**Work to complete**
Print the listing below exactly, leaving nothing out.

**Extracted records**
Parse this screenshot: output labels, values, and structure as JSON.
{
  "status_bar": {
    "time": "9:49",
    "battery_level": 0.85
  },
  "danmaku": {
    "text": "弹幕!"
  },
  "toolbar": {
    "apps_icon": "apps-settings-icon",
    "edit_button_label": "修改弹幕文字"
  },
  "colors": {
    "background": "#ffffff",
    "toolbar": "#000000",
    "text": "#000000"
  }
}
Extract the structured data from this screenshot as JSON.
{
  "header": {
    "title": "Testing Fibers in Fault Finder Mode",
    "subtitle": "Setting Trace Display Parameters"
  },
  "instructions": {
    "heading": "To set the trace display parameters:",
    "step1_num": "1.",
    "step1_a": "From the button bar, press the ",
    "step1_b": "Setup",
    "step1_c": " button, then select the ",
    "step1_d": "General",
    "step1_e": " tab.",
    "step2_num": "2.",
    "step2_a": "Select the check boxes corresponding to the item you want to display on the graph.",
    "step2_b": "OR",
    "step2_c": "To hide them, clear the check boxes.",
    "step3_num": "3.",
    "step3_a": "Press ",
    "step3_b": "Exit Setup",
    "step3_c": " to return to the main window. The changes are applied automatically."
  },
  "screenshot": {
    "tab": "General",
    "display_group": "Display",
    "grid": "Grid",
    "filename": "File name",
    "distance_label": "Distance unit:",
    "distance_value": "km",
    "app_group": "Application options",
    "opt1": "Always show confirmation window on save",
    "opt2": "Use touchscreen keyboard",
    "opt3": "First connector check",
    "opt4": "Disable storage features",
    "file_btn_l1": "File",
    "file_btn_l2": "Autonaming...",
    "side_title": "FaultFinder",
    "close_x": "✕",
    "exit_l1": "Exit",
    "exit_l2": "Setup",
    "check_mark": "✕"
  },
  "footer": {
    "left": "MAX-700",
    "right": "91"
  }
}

**Exercise result**
Parse this screenshot: output labels, values, and structure as JSON.
{
  "status_bar": {
    "time": "9:49",
    "battery_level": 0.85
  },
  "danmaku": {
    "text": "弹幕!"
  },
  "toolbar": {
    "apps_icon": "apps-settings-icon",
    "edit_button_label": "修改弹幕文字"
  },
  "colors": {
    "background": "#ffffff",
    "toolbar": "#000000",
    "text": "#000000"
  }
}
Extract the structured data from this screenshot as JSON.
{
  "header": {
    "title": "Testing Fibers in Fault Finder Mode",
    "subtitle": "Setting Trace Display Parameters"
  },
  "instructions": {
    "heading": "To set the trace display parameters:",
    "step1_num": "1.",
    "step1_a": "From the button bar, press the ",
    "step1_b": "Setup",
    "step1_c": " button, then select the ",
    "step1_d": "General",
    "step1_e": " tab.",
    "step2_num": "2.",
    "step2_a": "Select the check boxes corresponding to the item you want to display on the graph.",
    "step2_b": "OR",
    "step2_c": "To hide them, clear the check boxes.",
    "step3_num": "3.",
    "step3_a": "Press ",
    "step3_b": "Exit Setup",
    "step3_c": " to return to the main window. The changes are applied automatically."
  },
  "screenshot": {
    "tab": "General",
    "display_group": "Display",
    "grid": "Grid",
    "filename": "File name",
    "distance_label": "Distance unit:",
    "distance_value": "km",
    "app_group": "Application options",
    "opt1": "Always show confirmation window on save",
    "opt2": "Use touchscreen keyboard",
    "opt3": "First connector check",
    "opt4": "Disable storage features",
    "file_btn_l1": "File",
    "file_btn_l2": "Autonaming...",
    "side_title": "FaultFinder",
    "close_x": "✕",
    "exit_l1": "Exit",
    "exit_l2": "Setup",
    "check_mark": "✕"
  },
  "footer": {
    "left": "MAX-700",
    "right": "91"
  }
}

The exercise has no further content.